3 Min Read
The Armchair Psychologist has all the answers you need!
Help! I Might Get Fired!
Dear Armchair Psychologist,
What's the best way to be prepared for a layoff? Because of the crisis, I am worried that my company is going to let me go soon, what can I do to be prepared? Is now a good time to send resumes? Should I save money? Redesign my website? Be proactive at work? Make myself non-disposable?
- Restless & Jobless
Dear Restless & Jobless,
I'm sorry that you're feeling anxious about your employment status. There are many people like yourself in this pandemic who are navigating an uncertain future, many have already lost their jobs. In my experience as a former professional recruiter for almost a decade, I always told my candidates the importance of periodically being passively on the market. This way, you'd know your worth, and you'd be able to track the market rates that may have changed over time, and sometimes even your job title which might have evolved unbeknownst to you.
This is a great time to reach out to your network, update your online professional presence (LinkedIn etc.), and send resumes. Though I'm not a fan of sending a resume blindly into a large database. Rather, talk to friends or email acquaintances and have them directly introduce you to someone who knows someone at a list of companies and people you have already researched. It's called "working closest to the dollar."
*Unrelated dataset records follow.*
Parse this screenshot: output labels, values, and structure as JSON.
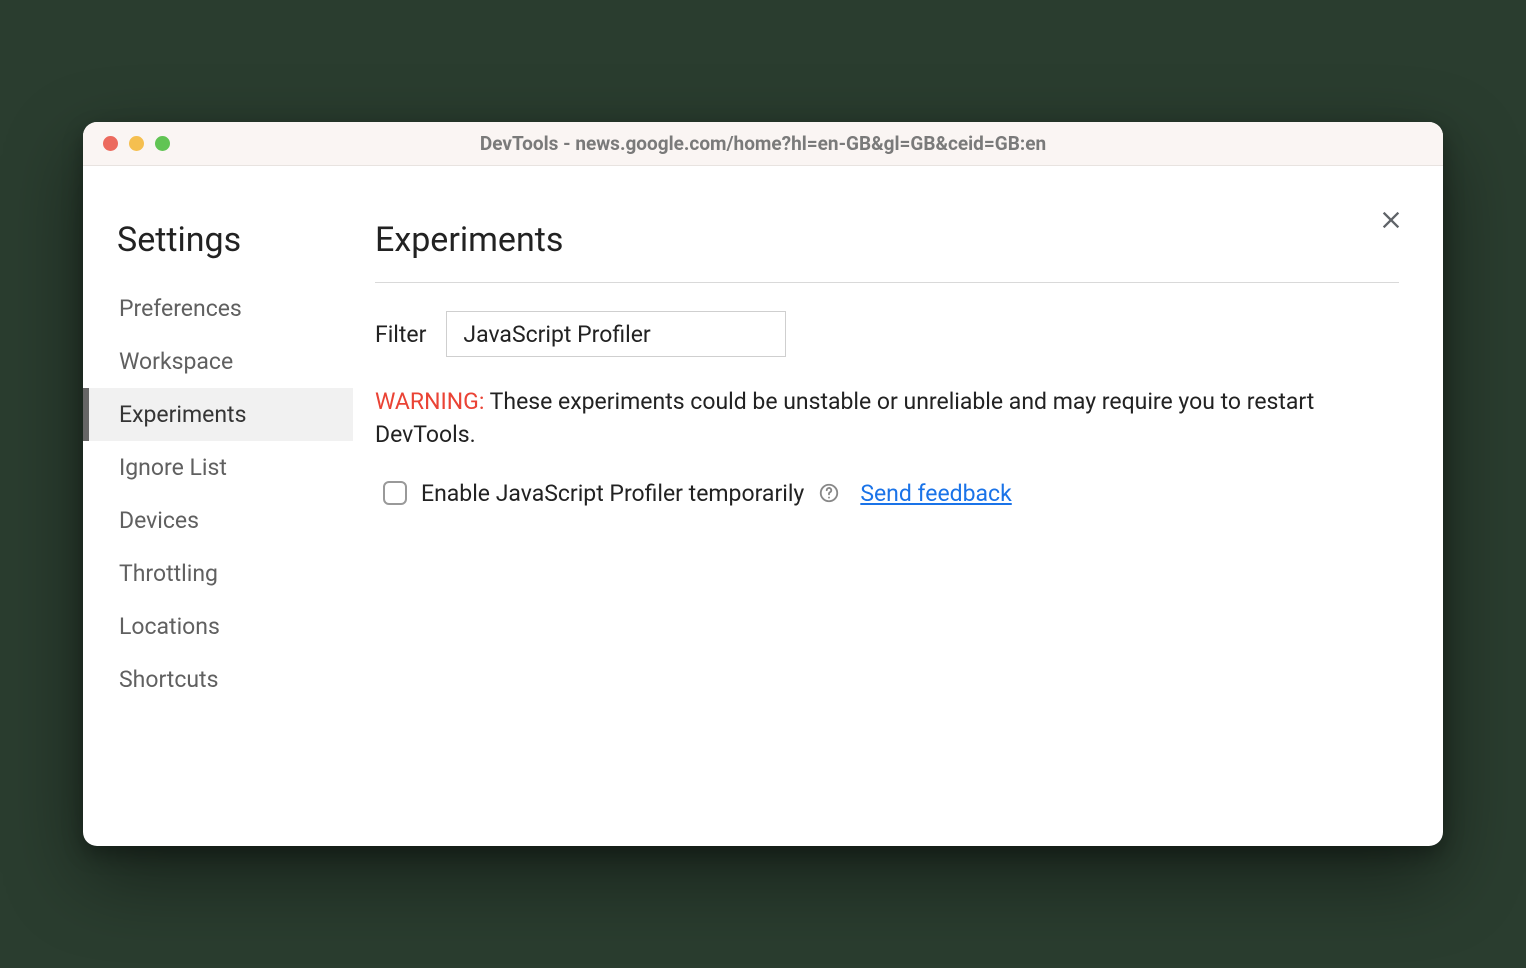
{
  "window": {
    "title": "DevTools - news.google.com/home?hl=en-GB&gl=GB&ceid=GB:en"
  },
  "sidebar": {
    "title": "Settings",
    "items": [
      {
        "label": "Preferences",
        "active": false
      },
      {
        "label": "Workspace",
        "active": false
      },
      {
        "label": "Experiments",
        "active": true
      },
      {
        "label": "Ignore List",
        "active": false
      },
      {
        "label": "Devices",
        "active": false
      },
      {
        "label": "Throttling",
        "active": false
      },
      {
        "label": "Locations",
        "active": false
      },
      {
        "label": "Shortcuts",
        "active": false
      }
    ]
  },
  "main": {
    "title": "Experiments",
    "filter": {
      "label": "Filter",
      "value": "JavaScript Profiler"
    },
    "warning": {
      "prefix": "WARNING:",
      "text": " These experiments could be unstable or unreliable and may require you to restart DevTools."
    },
    "experiments": [
      {
        "label": "Enable JavaScript Profiler temporarily",
        "checked": false,
        "feedback_label": "Send feedback"
      }
    ]
  }
}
Here's a useful article with some great COVID-times employment tips; it suggests to "post ideas, articles, and other content that will attract and engage your target audience—specifically recruiters." If you're able to, try to steer away from focusing too much on the possibility of getting fired, instead spend your energy being the best you can be at work, and also actively being on the job market. Schedule as many video calls as you can, there's nothing like good ol' face-to-face meetings to get yourself on someone's radar. If your worries get the best of you, I recommend you schedule time with a qualified therapist. When you're ready, lean into that video chat and werk!
- The Armchair Psychologist
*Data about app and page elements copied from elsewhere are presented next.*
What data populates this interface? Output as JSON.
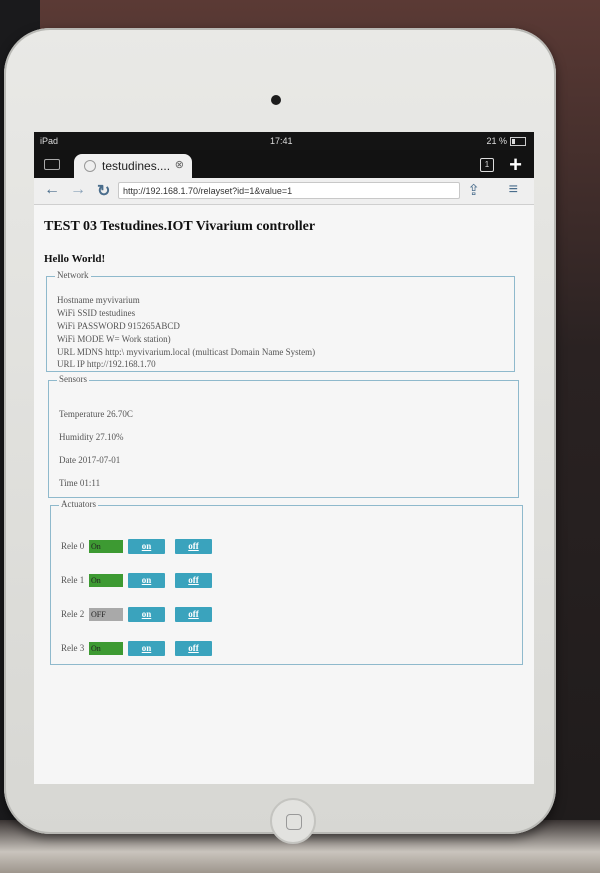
{
  "status": {
    "carrier": "iPad",
    "time": "17:41",
    "battery": "21 %"
  },
  "browser": {
    "tab_title": "testudines....",
    "tab_count": "1",
    "url": "http://192.168.1.70/relayset?id=1&value=1"
  },
  "page": {
    "title": "TEST 03 Testudines.IOT Vivarium controller",
    "greeting": "Hello World!",
    "network": {
      "legend": "Network",
      "lines": [
        "Hostname myvivarium",
        "WiFi SSID testudines",
        "WiFi PASSWORD 915265ABCD",
        "WiFi MODE W= Work station)",
        "URL MDNS http:\\ myvivarium.local (multicast Domain Name System)",
        "URL IP http://192.168.1.70"
      ]
    },
    "sensors": {
      "legend": "Sensors",
      "lines": [
        "Temperature 26.70C",
        "Humidity 27.10%",
        "Date 2017-07-01",
        "Time 01:11"
      ]
    },
    "actuators": {
      "legend": "Actuators",
      "relays": [
        {
          "label": "Rele 0",
          "state": "On",
          "on_label": "on",
          "off_label": "off",
          "state_color": "#3d9a32"
        },
        {
          "label": "Rele 1",
          "state": "On",
          "on_label": "on",
          "off_label": "off",
          "state_color": "#3d9a32"
        },
        {
          "label": "Rele 2",
          "state": "OFF",
          "on_label": "on",
          "off_label": "off",
          "state_color": "#a9a9a9"
        },
        {
          "label": "Rele 3",
          "state": "On",
          "on_label": "on",
          "off_label": "off",
          "state_color": "#3d9a32"
        }
      ]
    }
  },
  "colors": {
    "accent_button": "#3aa3bd",
    "fieldset_border": "#8fb9cc"
  }
}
HELP! AM I A FRAUD?
Dear Armchair Psychologist,
I'm an independent consultant in NYC. I just filed for unemployment, but I feel a little guilty collecting because a) I'm not looking for a job (there are none anyway) and b) the company that will pay just happens to be the one that had me file a W2 last year; I've done other 1099 work since then.
I'm sorry that you're wracked with guilt. It's admirable that your conscience is making you re-evaluate whether you are entitled to "burden the system" so to speak as a state's unemployment funds can run low. Shame researchers, like Dr. Brené Brown, believe that the difference between shame and guilt is that shame is often rooted in the self/self-worth and is often destructive whereas guilt is based on one's behavior and compels us to do better. "I believe that guilt is adaptive and helpful – it's holding something we've done or failed to do up against our values and feeling psychological discomfort."
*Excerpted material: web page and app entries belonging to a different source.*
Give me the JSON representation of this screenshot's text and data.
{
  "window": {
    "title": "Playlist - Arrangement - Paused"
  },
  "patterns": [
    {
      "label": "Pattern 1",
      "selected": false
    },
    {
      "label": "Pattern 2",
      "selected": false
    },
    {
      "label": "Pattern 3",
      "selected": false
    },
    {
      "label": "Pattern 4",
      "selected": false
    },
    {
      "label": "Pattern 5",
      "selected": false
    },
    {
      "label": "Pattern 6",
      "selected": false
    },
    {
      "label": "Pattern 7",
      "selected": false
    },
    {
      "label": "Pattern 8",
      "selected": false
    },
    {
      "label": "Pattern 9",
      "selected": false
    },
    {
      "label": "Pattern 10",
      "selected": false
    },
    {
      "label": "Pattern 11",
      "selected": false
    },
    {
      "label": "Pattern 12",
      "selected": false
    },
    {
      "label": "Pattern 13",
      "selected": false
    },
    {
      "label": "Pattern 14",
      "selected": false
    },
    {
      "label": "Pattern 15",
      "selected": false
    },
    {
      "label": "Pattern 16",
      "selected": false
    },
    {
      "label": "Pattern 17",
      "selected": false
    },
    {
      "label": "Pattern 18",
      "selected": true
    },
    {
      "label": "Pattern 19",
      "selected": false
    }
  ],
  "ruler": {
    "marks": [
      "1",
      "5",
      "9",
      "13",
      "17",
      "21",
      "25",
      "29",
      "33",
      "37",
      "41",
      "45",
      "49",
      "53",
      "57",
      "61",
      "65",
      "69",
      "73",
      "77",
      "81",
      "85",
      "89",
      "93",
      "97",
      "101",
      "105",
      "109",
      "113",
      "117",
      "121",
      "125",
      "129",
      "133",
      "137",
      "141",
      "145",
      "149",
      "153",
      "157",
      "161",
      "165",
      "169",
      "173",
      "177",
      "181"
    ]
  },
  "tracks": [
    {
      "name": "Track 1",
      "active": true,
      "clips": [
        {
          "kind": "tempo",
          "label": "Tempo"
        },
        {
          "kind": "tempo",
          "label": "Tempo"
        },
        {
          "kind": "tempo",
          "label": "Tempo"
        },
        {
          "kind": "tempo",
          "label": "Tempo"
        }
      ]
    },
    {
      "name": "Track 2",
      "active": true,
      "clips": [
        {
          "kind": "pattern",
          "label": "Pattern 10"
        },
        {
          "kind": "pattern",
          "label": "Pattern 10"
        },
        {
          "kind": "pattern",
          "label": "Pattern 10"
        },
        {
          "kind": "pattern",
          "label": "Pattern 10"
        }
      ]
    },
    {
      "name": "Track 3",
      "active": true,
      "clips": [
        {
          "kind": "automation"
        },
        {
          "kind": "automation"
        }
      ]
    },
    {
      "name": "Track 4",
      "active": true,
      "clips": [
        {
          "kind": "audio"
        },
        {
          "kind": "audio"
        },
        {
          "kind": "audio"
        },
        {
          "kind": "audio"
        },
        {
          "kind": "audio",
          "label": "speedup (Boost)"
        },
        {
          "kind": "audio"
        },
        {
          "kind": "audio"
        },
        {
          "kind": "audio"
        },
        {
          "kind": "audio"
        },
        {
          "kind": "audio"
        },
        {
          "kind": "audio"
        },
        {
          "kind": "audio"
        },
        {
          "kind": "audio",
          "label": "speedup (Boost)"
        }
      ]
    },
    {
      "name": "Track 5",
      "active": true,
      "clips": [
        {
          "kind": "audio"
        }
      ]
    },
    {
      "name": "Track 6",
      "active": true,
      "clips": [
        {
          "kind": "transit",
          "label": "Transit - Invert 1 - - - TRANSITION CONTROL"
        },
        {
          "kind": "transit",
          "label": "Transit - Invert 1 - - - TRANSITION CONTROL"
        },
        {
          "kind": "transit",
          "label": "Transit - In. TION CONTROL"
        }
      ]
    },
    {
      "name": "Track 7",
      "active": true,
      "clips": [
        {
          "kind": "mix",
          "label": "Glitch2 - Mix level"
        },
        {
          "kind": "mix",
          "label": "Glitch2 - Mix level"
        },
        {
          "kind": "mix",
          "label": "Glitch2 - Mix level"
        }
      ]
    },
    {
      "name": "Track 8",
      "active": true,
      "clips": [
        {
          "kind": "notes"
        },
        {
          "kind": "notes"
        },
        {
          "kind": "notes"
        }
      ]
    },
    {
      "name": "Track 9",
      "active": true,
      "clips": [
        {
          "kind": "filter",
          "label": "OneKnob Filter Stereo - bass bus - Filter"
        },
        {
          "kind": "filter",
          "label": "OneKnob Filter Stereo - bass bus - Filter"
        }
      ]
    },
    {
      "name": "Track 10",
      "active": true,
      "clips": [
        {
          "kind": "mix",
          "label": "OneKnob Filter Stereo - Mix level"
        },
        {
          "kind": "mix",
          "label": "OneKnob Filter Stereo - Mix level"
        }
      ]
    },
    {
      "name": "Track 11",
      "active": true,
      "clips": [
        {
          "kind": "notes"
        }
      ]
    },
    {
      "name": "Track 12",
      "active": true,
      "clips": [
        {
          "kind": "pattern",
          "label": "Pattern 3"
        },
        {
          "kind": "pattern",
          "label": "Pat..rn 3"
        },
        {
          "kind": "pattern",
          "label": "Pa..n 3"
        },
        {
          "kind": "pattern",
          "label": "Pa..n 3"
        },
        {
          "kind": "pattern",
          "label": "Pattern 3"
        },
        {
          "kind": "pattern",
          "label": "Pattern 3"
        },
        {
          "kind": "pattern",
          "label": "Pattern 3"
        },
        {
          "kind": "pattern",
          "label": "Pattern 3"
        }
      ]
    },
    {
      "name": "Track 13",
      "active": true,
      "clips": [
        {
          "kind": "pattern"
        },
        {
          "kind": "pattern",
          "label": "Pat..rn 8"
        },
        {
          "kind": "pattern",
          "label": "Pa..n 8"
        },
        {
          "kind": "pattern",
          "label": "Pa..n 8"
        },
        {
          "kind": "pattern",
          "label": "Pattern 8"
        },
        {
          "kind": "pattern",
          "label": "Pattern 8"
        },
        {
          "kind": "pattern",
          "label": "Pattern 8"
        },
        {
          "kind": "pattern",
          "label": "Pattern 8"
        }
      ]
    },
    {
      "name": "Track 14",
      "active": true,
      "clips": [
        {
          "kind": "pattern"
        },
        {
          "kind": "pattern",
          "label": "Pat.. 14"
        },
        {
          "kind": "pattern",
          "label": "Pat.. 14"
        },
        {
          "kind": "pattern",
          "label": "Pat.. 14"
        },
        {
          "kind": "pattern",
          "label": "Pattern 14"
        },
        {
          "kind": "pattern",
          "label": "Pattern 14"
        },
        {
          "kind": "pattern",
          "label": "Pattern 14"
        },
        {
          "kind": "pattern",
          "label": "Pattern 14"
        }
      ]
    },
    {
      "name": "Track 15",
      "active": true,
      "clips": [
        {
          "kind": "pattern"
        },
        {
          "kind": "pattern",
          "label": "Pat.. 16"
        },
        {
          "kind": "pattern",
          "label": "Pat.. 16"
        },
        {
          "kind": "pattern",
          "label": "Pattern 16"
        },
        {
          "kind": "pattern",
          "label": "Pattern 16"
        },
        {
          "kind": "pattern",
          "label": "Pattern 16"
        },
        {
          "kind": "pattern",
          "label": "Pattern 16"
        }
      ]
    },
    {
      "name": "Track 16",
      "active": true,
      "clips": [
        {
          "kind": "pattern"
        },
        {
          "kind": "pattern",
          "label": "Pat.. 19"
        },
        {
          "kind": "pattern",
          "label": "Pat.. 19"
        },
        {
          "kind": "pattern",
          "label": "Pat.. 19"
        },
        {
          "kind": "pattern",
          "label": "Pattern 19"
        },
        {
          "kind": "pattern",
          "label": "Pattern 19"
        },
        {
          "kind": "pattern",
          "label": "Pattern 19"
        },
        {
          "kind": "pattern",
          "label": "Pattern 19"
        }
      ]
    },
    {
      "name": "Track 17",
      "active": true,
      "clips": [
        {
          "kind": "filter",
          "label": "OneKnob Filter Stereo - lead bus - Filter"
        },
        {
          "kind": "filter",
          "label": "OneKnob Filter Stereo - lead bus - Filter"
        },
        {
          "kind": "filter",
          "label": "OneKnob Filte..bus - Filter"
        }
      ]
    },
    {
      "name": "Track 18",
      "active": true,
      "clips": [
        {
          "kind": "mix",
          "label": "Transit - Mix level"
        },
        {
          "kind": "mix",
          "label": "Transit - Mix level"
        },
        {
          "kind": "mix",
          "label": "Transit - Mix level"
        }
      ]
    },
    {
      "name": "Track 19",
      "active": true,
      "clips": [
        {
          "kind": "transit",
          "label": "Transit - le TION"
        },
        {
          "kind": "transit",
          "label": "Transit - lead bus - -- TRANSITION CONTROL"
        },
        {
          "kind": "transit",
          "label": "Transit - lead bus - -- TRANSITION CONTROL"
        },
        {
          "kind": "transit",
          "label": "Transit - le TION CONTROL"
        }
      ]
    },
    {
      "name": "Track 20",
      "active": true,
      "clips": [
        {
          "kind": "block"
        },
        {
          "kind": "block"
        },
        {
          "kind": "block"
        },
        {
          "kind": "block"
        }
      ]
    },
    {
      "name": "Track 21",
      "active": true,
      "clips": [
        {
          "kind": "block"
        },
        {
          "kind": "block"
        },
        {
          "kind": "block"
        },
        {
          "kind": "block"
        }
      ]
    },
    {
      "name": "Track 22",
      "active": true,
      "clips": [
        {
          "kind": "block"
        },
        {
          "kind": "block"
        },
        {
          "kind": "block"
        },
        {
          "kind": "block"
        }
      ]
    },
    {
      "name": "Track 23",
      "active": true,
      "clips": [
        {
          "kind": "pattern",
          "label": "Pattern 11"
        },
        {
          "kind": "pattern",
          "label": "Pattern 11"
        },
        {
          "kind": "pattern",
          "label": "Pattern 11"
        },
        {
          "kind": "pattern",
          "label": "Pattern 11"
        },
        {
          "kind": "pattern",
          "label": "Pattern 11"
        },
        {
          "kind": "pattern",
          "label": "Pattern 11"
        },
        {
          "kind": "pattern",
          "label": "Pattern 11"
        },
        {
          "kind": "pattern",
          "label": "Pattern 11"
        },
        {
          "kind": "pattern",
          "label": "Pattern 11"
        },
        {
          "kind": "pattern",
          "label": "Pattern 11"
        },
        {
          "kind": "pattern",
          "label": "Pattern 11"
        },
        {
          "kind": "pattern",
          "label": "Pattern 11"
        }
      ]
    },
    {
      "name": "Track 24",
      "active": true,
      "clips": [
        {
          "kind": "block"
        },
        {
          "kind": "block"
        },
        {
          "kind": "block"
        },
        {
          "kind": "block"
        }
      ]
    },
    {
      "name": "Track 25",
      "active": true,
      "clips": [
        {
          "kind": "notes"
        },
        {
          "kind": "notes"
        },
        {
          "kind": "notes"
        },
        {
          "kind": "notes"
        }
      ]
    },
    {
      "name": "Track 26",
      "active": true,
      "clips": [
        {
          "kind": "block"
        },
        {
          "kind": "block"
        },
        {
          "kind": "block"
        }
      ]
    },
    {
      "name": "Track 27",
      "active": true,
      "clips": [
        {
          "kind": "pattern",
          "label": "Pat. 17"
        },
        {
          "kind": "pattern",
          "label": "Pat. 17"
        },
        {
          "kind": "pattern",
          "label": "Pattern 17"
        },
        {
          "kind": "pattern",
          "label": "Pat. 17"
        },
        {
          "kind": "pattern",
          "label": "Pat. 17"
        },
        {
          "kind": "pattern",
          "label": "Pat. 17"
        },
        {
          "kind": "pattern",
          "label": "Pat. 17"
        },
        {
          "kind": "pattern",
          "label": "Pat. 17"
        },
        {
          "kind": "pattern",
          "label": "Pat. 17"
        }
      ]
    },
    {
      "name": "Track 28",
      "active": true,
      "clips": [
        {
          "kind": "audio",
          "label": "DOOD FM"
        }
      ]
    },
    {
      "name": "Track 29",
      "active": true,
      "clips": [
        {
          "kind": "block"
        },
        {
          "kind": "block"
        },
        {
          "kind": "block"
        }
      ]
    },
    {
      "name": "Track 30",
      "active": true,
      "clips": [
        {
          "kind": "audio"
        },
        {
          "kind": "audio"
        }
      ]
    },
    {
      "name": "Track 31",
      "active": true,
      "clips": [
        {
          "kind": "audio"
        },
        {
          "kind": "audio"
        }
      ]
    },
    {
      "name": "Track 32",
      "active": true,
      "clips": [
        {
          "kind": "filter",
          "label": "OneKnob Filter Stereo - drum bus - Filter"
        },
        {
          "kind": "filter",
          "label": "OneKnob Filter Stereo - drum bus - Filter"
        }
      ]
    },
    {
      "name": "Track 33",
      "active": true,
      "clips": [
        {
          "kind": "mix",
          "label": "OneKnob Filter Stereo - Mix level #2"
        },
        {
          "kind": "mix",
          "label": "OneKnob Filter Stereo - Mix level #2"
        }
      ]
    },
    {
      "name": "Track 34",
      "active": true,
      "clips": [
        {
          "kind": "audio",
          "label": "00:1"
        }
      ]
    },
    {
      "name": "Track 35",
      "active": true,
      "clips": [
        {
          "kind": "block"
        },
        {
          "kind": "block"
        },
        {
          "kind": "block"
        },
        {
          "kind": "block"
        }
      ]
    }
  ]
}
Your guilt sounds like a healthy problem. Many people feel guilty about collecting unemployment benefits because of how they were raised and the assumption that it's akin to "seeking charity." You're entitled to your unemployment benefits, and it was paid into a fund for you by your employer with your own blood, sweat, and tears. Also, you aren't committing an illegal act. The benefits are there to relieve you in times when circumstances prevent you from having a job. Each state may vary, but the NY State Department of Labor requires that you are actively job searching. The Cares Act which was passed in March 2020 also may provide some relief. I recommend that you collect the relief you need but to be sure that you meet the criteria by actively searching for a job just in case anyone will hire you.
- The Armchair Psychologist